What you will do: Please count the lines in these records that contain "chevron" and give only that count.

Stored records:
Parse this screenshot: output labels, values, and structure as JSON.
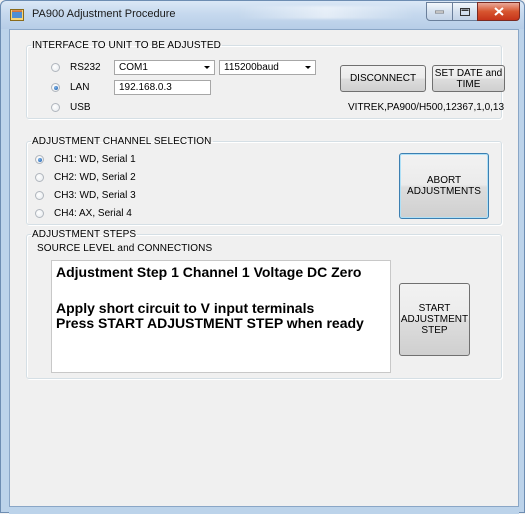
{
  "window": {
    "title": "PA900 Adjustment Procedure"
  },
  "interface_group": {
    "legend": "INTERFACE TO UNIT TO BE ADJUSTED",
    "options": [
      {
        "label": "RS232",
        "checked": false
      },
      {
        "label": "LAN",
        "checked": true
      },
      {
        "label": "USB",
        "checked": false
      }
    ],
    "com_port": "COM1",
    "baud_rate": "115200baud",
    "ip_address": "192.168.0.3",
    "disconnect_label": "DISCONNECT",
    "set_date_label": "SET DATE and\nTIME",
    "device_id": "VITREK,PA900/H500,12367,1,0,13"
  },
  "channel_group": {
    "legend": "ADJUSTMENT CHANNEL SELECTION",
    "channels": [
      {
        "label": "CH1: WD, Serial 1",
        "checked": true
      },
      {
        "label": "CH2: WD, Serial 2",
        "checked": false
      },
      {
        "label": "CH3: WD, Serial 3",
        "checked": false
      },
      {
        "label": "CH4: AX, Serial 4",
        "checked": false
      }
    ],
    "abort_label": "ABORT\nADJUSTMENTS"
  },
  "steps_group": {
    "legend": "ADJUSTMENT STEPS",
    "source_legend": "SOURCE LEVEL and CONNECTIONS",
    "step_title": "Adjustment Step 1 Channel 1 Voltage DC Zero",
    "instruction_1": "Apply short circuit to V input terminals",
    "instruction_2": "Press START ADJUSTMENT STEP when ready",
    "start_label": "START\nADJUSTMENT\nSTEP"
  }
}
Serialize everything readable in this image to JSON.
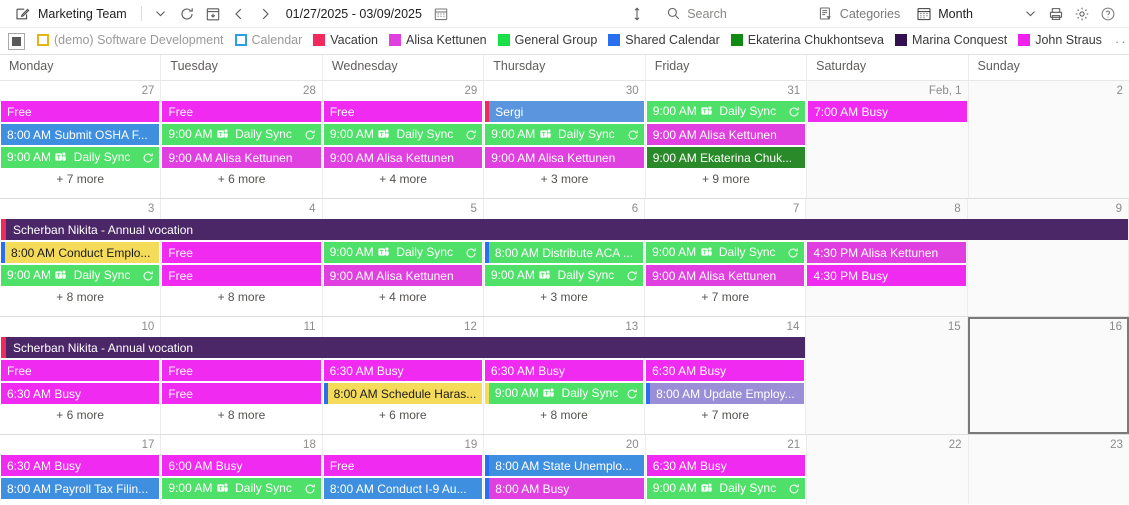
{
  "toolbar": {
    "calendar_name": "Marketing Team",
    "date_range": "01/27/2025 - 03/09/2025",
    "search_placeholder": "Search",
    "categories_label": "Categories",
    "view_label": "Month",
    "icons": {
      "compose": "compose-icon",
      "chevron_down": "chevron-down-icon",
      "refresh": "refresh-icon",
      "today": "today-icon",
      "prev": "chevron-left-icon",
      "next": "chevron-right-icon",
      "date_picker": "calendar-picker-icon",
      "expand": "expand-vertical-icon",
      "search": "search-icon",
      "categories": "categories-icon",
      "month": "month-calendar-icon",
      "view_chevron": "chevron-down-icon",
      "print": "print-icon",
      "settings": "gear-icon",
      "help": "help-icon"
    }
  },
  "legend": {
    "toggle_name": "all-calendars-toggle",
    "overflow_label": "···",
    "items": [
      {
        "label": "(demo) Software Development",
        "color": "#e3b512",
        "hollow": true,
        "muted": true
      },
      {
        "label": "Calendar",
        "color": "#2f9ee6",
        "hollow": true,
        "muted": true
      },
      {
        "label": "Vacation",
        "color": "#f02a5f",
        "hollow": false,
        "muted": false
      },
      {
        "label": "Alisa Kettunen",
        "color": "#e040e0",
        "hollow": false,
        "muted": false
      },
      {
        "label": "General Group",
        "color": "#19e046",
        "hollow": false,
        "muted": false
      },
      {
        "label": "Shared Calendar",
        "color": "#2a6ff0",
        "hollow": false,
        "muted": false
      },
      {
        "label": "Ekaterina Chukhontseva",
        "color": "#0f8a12",
        "hollow": false,
        "muted": false
      },
      {
        "label": "Marina Conquest",
        "color": "#33104f",
        "hollow": false,
        "muted": false
      },
      {
        "label": "John Straus",
        "color": "#f020f0",
        "hollow": false,
        "muted": false
      }
    ]
  },
  "grid": {
    "day_names": [
      "Monday",
      "Tuesday",
      "Wednesday",
      "Thursday",
      "Friday",
      "Saturday",
      "Sunday"
    ],
    "weeks": [
      {
        "id": "week-1",
        "allday_bars": [],
        "days": [
          {
            "num": "27",
            "weekend": false,
            "selected": false,
            "more": "+ 7 more",
            "events": [
              {
                "text": "Free",
                "bg": "#f02af0",
                "fg": "#ffffff",
                "stripe": "",
                "teams": false,
                "recur": false
              },
              {
                "text": "8:00 AM Submit OSHA F...",
                "bg": "#3f8fe0",
                "fg": "#ffffff",
                "stripe": "",
                "teams": false,
                "recur": false
              },
              {
                "text": "9:00 AM  Daily Sync",
                "bg": "#4fe06a",
                "fg": "#ffffff",
                "stripe": "",
                "teams": true,
                "recur": true
              }
            ]
          },
          {
            "num": "28",
            "weekend": false,
            "selected": false,
            "more": "+ 6 more",
            "events": [
              {
                "text": "Free",
                "bg": "#f02af0",
                "fg": "#ffffff",
                "stripe": "",
                "teams": false,
                "recur": false
              },
              {
                "text": "9:00 AM  Daily Sync",
                "bg": "#4fe06a",
                "fg": "#ffffff",
                "stripe": "",
                "teams": true,
                "recur": true
              },
              {
                "text": "9:00 AM Alisa Kettunen",
                "bg": "#e040e0",
                "fg": "#ffffff",
                "stripe": "",
                "teams": false,
                "recur": false
              }
            ]
          },
          {
            "num": "29",
            "weekend": false,
            "selected": false,
            "more": "+ 4 more",
            "events": [
              {
                "text": "Free",
                "bg": "#f02af0",
                "fg": "#ffffff",
                "stripe": "",
                "teams": false,
                "recur": false
              },
              {
                "text": "9:00 AM  Daily Sync",
                "bg": "#4fe06a",
                "fg": "#ffffff",
                "stripe": "",
                "teams": true,
                "recur": true
              },
              {
                "text": "9:00 AM Alisa Kettunen",
                "bg": "#e040e0",
                "fg": "#ffffff",
                "stripe": "",
                "teams": false,
                "recur": false
              }
            ]
          },
          {
            "num": "30",
            "weekend": false,
            "selected": false,
            "more": "+ 3 more",
            "events": [
              {
                "text": "Sergi",
                "bg": "#5b95dd",
                "fg": "#ffffff",
                "stripe": "#f02a5f",
                "teams": false,
                "recur": false
              },
              {
                "text": "9:00 AM  Daily Sync",
                "bg": "#4fe06a",
                "fg": "#ffffff",
                "stripe": "",
                "teams": true,
                "recur": true
              },
              {
                "text": "9:00 AM Alisa Kettunen",
                "bg": "#e040e0",
                "fg": "#ffffff",
                "stripe": "",
                "teams": false,
                "recur": false
              }
            ]
          },
          {
            "num": "31",
            "weekend": false,
            "selected": false,
            "more": "+ 9 more",
            "events": [
              {
                "text": "9:00 AM  Daily Sync",
                "bg": "#4fe06a",
                "fg": "#ffffff",
                "stripe": "",
                "teams": true,
                "recur": true
              },
              {
                "text": "9:00 AM Alisa Kettunen",
                "bg": "#e040e0",
                "fg": "#ffffff",
                "stripe": "",
                "teams": false,
                "recur": false
              },
              {
                "text": "9:00 AM Ekaterina Chuk...",
                "bg": "#2a8a2a",
                "fg": "#ffffff",
                "stripe": "",
                "teams": false,
                "recur": false
              }
            ]
          },
          {
            "num": "Feb, 1",
            "weekend": true,
            "selected": false,
            "more": "",
            "events": [
              {
                "text": "7:00 AM Busy",
                "bg": "#f02af0",
                "fg": "#ffffff",
                "stripe": "",
                "teams": false,
                "recur": false
              }
            ]
          },
          {
            "num": "2",
            "weekend": true,
            "selected": false,
            "more": "",
            "events": []
          }
        ]
      },
      {
        "id": "week-2",
        "allday_bars": [
          {
            "label": "Scherban Nikita - Annual vocation",
            "bg": "#4b2767",
            "stripe": "#f02a5f",
            "start_col": 0,
            "span": 7
          }
        ],
        "days": [
          {
            "num": "3",
            "weekend": false,
            "selected": false,
            "more": "+ 8 more",
            "events": [
              {
                "text": "8:00 AM Conduct Emplo...",
                "bg": "#f5db5a",
                "fg": "#1b1a19",
                "stripe": "#2a6ff0",
                "teams": false,
                "recur": false
              },
              {
                "text": "9:00 AM  Daily Sync",
                "bg": "#4fe06a",
                "fg": "#ffffff",
                "stripe": "",
                "teams": true,
                "recur": true
              }
            ]
          },
          {
            "num": "4",
            "weekend": false,
            "selected": false,
            "more": "+ 8 more",
            "events": [
              {
                "text": "Free",
                "bg": "#f02af0",
                "fg": "#ffffff",
                "stripe": "",
                "teams": false,
                "recur": false
              },
              {
                "text": "Free",
                "bg": "#f02af0",
                "fg": "#ffffff",
                "stripe": "",
                "teams": false,
                "recur": false
              }
            ]
          },
          {
            "num": "5",
            "weekend": false,
            "selected": false,
            "more": "+ 4 more",
            "events": [
              {
                "text": "9:00 AM  Daily Sync",
                "bg": "#4fe06a",
                "fg": "#ffffff",
                "stripe": "",
                "teams": true,
                "recur": true
              },
              {
                "text": "9:00 AM Alisa Kettunen",
                "bg": "#e040e0",
                "fg": "#ffffff",
                "stripe": "",
                "teams": false,
                "recur": false
              }
            ]
          },
          {
            "num": "6",
            "weekend": false,
            "selected": false,
            "more": "+ 3 more",
            "events": [
              {
                "text": "8:00 AM Distribute ACA ...",
                "bg": "#4fe06a",
                "fg": "#ffffff",
                "stripe": "#2a6ff0",
                "teams": false,
                "recur": false
              },
              {
                "text": "9:00 AM  Daily Sync",
                "bg": "#4fe06a",
                "fg": "#ffffff",
                "stripe": "",
                "teams": true,
                "recur": true
              }
            ]
          },
          {
            "num": "7",
            "weekend": false,
            "selected": false,
            "more": "+ 7 more",
            "events": [
              {
                "text": "9:00 AM  Daily Sync",
                "bg": "#4fe06a",
                "fg": "#ffffff",
                "stripe": "",
                "teams": true,
                "recur": true
              },
              {
                "text": "9:00 AM Alisa Kettunen",
                "bg": "#e040e0",
                "fg": "#ffffff",
                "stripe": "",
                "teams": false,
                "recur": false
              }
            ]
          },
          {
            "num": "8",
            "weekend": true,
            "selected": false,
            "more": "",
            "events": [
              {
                "text": "4:30 PM Alisa Kettunen",
                "bg": "#e040e0",
                "fg": "#ffffff",
                "stripe": "",
                "teams": false,
                "recur": false
              },
              {
                "text": "4:30 PM Busy",
                "bg": "#f02af0",
                "fg": "#ffffff",
                "stripe": "",
                "teams": false,
                "recur": false
              }
            ]
          },
          {
            "num": "9",
            "weekend": true,
            "selected": false,
            "more": "",
            "events": []
          }
        ]
      },
      {
        "id": "week-3",
        "allday_bars": [
          {
            "label": "Scherban Nikita - Annual vocation",
            "bg": "#4b2767",
            "stripe": "#f02a5f",
            "start_col": 0,
            "span": 5
          }
        ],
        "days": [
          {
            "num": "10",
            "weekend": false,
            "selected": false,
            "more": "+ 6 more",
            "events": [
              {
                "text": "Free",
                "bg": "#f02af0",
                "fg": "#ffffff",
                "stripe": "",
                "teams": false,
                "recur": false
              },
              {
                "text": "6:30 AM Busy",
                "bg": "#f02af0",
                "fg": "#ffffff",
                "stripe": "",
                "teams": false,
                "recur": false
              }
            ]
          },
          {
            "num": "11",
            "weekend": false,
            "selected": false,
            "more": "+ 8 more",
            "events": [
              {
                "text": "Free",
                "bg": "#f02af0",
                "fg": "#ffffff",
                "stripe": "",
                "teams": false,
                "recur": false
              },
              {
                "text": "Free",
                "bg": "#f02af0",
                "fg": "#ffffff",
                "stripe": "",
                "teams": false,
                "recur": false
              }
            ]
          },
          {
            "num": "12",
            "weekend": false,
            "selected": false,
            "more": "+ 6 more",
            "events": [
              {
                "text": "6:30 AM Busy",
                "bg": "#f02af0",
                "fg": "#ffffff",
                "stripe": "",
                "teams": false,
                "recur": false
              },
              {
                "text": "8:00 AM Schedule Haras...",
                "bg": "#f5db5a",
                "fg": "#1b1a19",
                "stripe": "#2a6ff0",
                "teams": false,
                "recur": false
              }
            ]
          },
          {
            "num": "13",
            "weekend": false,
            "selected": false,
            "more": "+ 8 more",
            "events": [
              {
                "text": "6:30 AM Busy",
                "bg": "#f02af0",
                "fg": "#ffffff",
                "stripe": "",
                "teams": false,
                "recur": false
              },
              {
                "text": "9:00 AM  Daily Sync",
                "bg": "#4fe06a",
                "fg": "#ffffff",
                "stripe": "#f5db5a",
                "teams": true,
                "recur": true
              }
            ]
          },
          {
            "num": "14",
            "weekend": false,
            "selected": false,
            "more": "+ 7 more",
            "events": [
              {
                "text": "6:30 AM Busy",
                "bg": "#f02af0",
                "fg": "#ffffff",
                "stripe": "",
                "teams": false,
                "recur": false
              },
              {
                "text": "8:00 AM Update Employ...",
                "bg": "#9a8fd6",
                "fg": "#ffffff",
                "stripe": "#2a6ff0",
                "teams": false,
                "recur": false
              }
            ]
          },
          {
            "num": "15",
            "weekend": true,
            "selected": false,
            "more": "",
            "events": []
          },
          {
            "num": "16",
            "weekend": true,
            "selected": true,
            "more": "",
            "events": []
          }
        ]
      },
      {
        "id": "week-4",
        "allday_bars": [],
        "days": [
          {
            "num": "17",
            "weekend": false,
            "selected": false,
            "more": "",
            "events": [
              {
                "text": "6:30 AM Busy",
                "bg": "#f02af0",
                "fg": "#ffffff",
                "stripe": "",
                "teams": false,
                "recur": false
              },
              {
                "text": "8:00 AM Payroll Tax Filin...",
                "bg": "#3f8fe0",
                "fg": "#ffffff",
                "stripe": "",
                "teams": false,
                "recur": false
              }
            ]
          },
          {
            "num": "18",
            "weekend": false,
            "selected": false,
            "more": "",
            "events": [
              {
                "text": "6:00 AM Busy",
                "bg": "#f02af0",
                "fg": "#ffffff",
                "stripe": "",
                "teams": false,
                "recur": false
              },
              {
                "text": "9:00 AM  Daily Sync",
                "bg": "#4fe06a",
                "fg": "#ffffff",
                "stripe": "",
                "teams": true,
                "recur": true
              }
            ]
          },
          {
            "num": "19",
            "weekend": false,
            "selected": false,
            "more": "",
            "events": [
              {
                "text": "Free",
                "bg": "#f02af0",
                "fg": "#ffffff",
                "stripe": "",
                "teams": false,
                "recur": false
              },
              {
                "text": "8:00 AM Conduct I-9 Au...",
                "bg": "#3f8fe0",
                "fg": "#ffffff",
                "stripe": "",
                "teams": false,
                "recur": false
              }
            ]
          },
          {
            "num": "20",
            "weekend": false,
            "selected": false,
            "more": "",
            "events": [
              {
                "text": "8:00 AM State Unemplo...",
                "bg": "#3f8fe0",
                "fg": "#ffffff",
                "stripe": "#2a6ff0",
                "teams": false,
                "recur": false
              },
              {
                "text": "8:00 AM Busy",
                "bg": "#e040e0",
                "fg": "#ffffff",
                "stripe": "#2a6ff0",
                "teams": false,
                "recur": false
              }
            ]
          },
          {
            "num": "21",
            "weekend": false,
            "selected": false,
            "more": "",
            "events": [
              {
                "text": "6:30 AM Busy",
                "bg": "#f02af0",
                "fg": "#ffffff",
                "stripe": "",
                "teams": false,
                "recur": false
              },
              {
                "text": "9:00 AM  Daily Sync",
                "bg": "#4fe06a",
                "fg": "#ffffff",
                "stripe": "",
                "teams": true,
                "recur": true
              }
            ]
          },
          {
            "num": "22",
            "weekend": true,
            "selected": false,
            "more": "",
            "events": []
          },
          {
            "num": "23",
            "weekend": true,
            "selected": false,
            "more": "",
            "events": []
          }
        ]
      }
    ]
  }
}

Reply: 4